"Luther had a very sharp and satirical style; but his Commentary on the Epistle to the Galatians was his favorite work. His favorite doctrine was justification by faith alone, and not by works, moral, legal, or evangelical; but we must do him the justice to observe, that he perpetually inculcated the absolute necessity of good works. According to him, a man is justified only by faith; but he cannot be justified without works; and where those works are not to be found, there is assuredly no true faith... His followers called themselves Lutherans, much against his mind; but they recede from him in many things, as may be seen by their writings... Melancthon says, 'I am a logician; and Justus Jonas is an orator; but Luther is good at everything: the wonder of mankind; for whatever he says, or writes, it penetrates the heart, and makes a lasting impression." (Excerpts from "Life of Luther," in Luther's Commentary on... Galatians, p. lxx).
Recent biblical studies have shed considerable new light on the New Testament and its world. Ben Witherington brings together all the latest findings on St Paul's Letter to the Galatians, and presents a comprehensive, textbook commentary on Galatians and early Pauline thought. Professor Witherington draws on recent work in the fields of archaeology and social history to provide an illuminating description of the life and context of the Galatian Christians, together with many new and important insights. He also discusses how the many teachings in Galatians can be applied to the modern world.
Sometime after Paul had departed from the cities of Galatia, some other teachers arrived with a modified belief-system that inculcated adherence to the Judaic Law of the old covenant. It is difficult to reconstruct the precise identity of these interlopers, but it is obvious that they were advocating the necessity of religious observances (4:10), as well as male circumcision (5:2; 6:12), and attempting to seduce these new Christians into legalistic old covenant concepts (3:2; 4:21). The author believes that "Galatianism" is pervasive and prevalent in the churches today, as religious legalists have duped Christians with the didactic declarations of "how-to" Christian religion in prescribed procedures, formulas, techniques and duties which allegedly determine the distinguishing marks of a true disciple. The Church today is in dire need of the message of "grace and liberty.

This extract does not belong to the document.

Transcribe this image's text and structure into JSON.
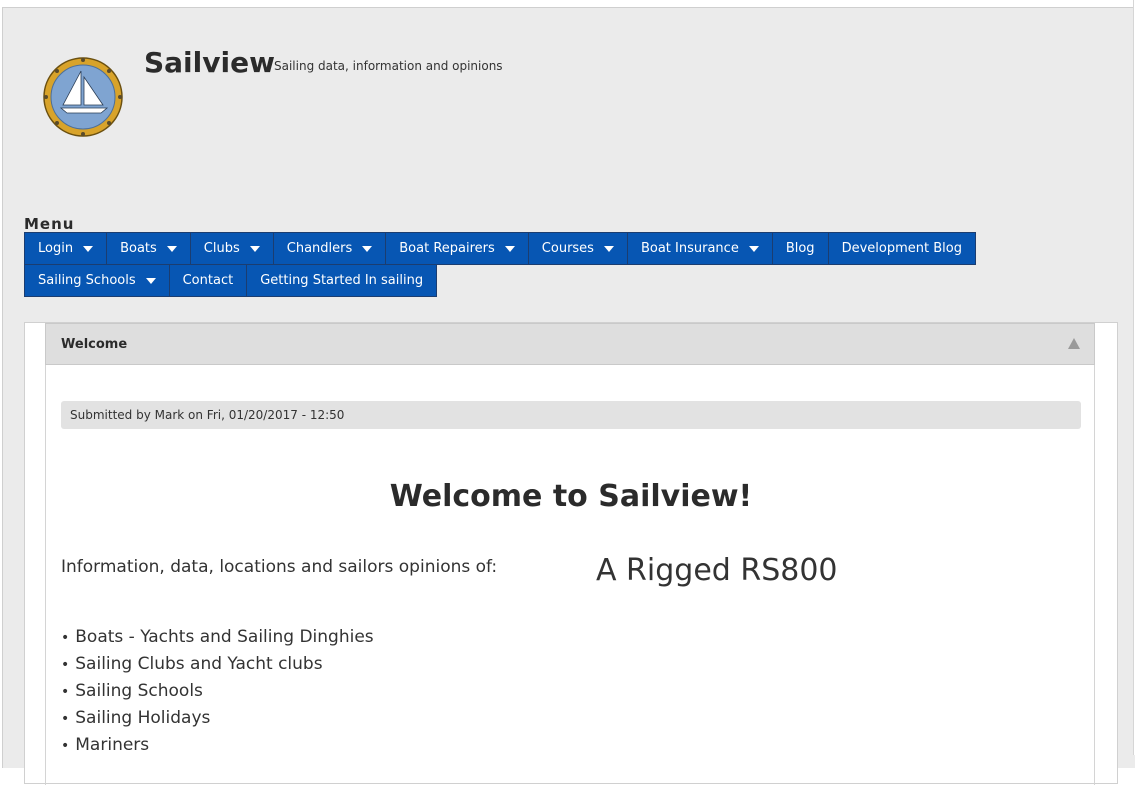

This ACT volume is the second of two volumes that will offer a first English translation of the anonymous fourth-century commentary on the thirteen letters of Paul. Widely viewed as one of the finest pre-Reformation commentaries on the Pauline Epistles, this commentary, until the time of Erasmus, was attributed to Ambrose. The name Ambrosiaster ("Star of Ambrose") seems to hav been given to the anonymous author of the work by its Benedictine editors (1686- 1690).